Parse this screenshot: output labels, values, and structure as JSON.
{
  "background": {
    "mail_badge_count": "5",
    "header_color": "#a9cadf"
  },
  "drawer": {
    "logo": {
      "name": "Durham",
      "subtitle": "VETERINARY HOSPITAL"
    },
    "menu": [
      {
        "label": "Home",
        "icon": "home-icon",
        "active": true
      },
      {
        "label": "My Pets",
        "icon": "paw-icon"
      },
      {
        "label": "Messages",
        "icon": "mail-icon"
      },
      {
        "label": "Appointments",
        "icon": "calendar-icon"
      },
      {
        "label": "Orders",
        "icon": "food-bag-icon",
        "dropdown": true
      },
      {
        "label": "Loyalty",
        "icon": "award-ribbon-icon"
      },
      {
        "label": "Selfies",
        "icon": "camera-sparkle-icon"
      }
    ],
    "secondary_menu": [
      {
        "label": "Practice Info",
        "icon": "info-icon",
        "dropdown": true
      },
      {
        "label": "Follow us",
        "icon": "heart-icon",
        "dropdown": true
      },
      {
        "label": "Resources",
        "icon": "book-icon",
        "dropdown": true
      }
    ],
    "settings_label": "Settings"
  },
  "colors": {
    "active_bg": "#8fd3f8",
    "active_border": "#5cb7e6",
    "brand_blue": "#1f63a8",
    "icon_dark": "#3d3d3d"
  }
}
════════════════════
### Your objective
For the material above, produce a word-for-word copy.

### Task output
Parse this screenshot: output labels, values, and structure as JSON.
{
  "background": {
    "mail_badge_count": "5",
    "header_color": "#a9cadf"
  },
  "drawer": {
    "logo": {
      "name": "Durham",
      "subtitle": "VETERINARY HOSPITAL"
    },
    "menu": [
      {
        "label": "Home",
        "icon": "home-icon",
        "active": true
      },
      {
        "label": "My Pets",
        "icon": "paw-icon"
      },
      {
        "label": "Messages",
        "icon": "mail-icon"
      },
      {
        "label": "Appointments",
        "icon": "calendar-icon"
      },
      {
        "label": "Orders",
        "icon": "food-bag-icon",
        "dropdown": true
      },
      {
        "label": "Loyalty",
        "icon": "award-ribbon-icon"
      },
      {
        "label": "Selfies",
        "icon": "camera-sparkle-icon"
      }
    ],
    "secondary_menu": [
      {
        "label": "Practice Info",
        "icon": "info-icon",
        "dropdown": true
      },
      {
        "label": "Follow us",
        "icon": "heart-icon",
        "dropdown": true
      },
      {
        "label": "Resources",
        "icon": "book-icon",
        "dropdown": true
      }
    ],
    "settings_label": "Settings"
  },
  "colors": {
    "active_bg": "#8fd3f8",
    "active_border": "#5cb7e6",
    "brand_blue": "#1f63a8",
    "icon_dark": "#3d3d3d"
  }
}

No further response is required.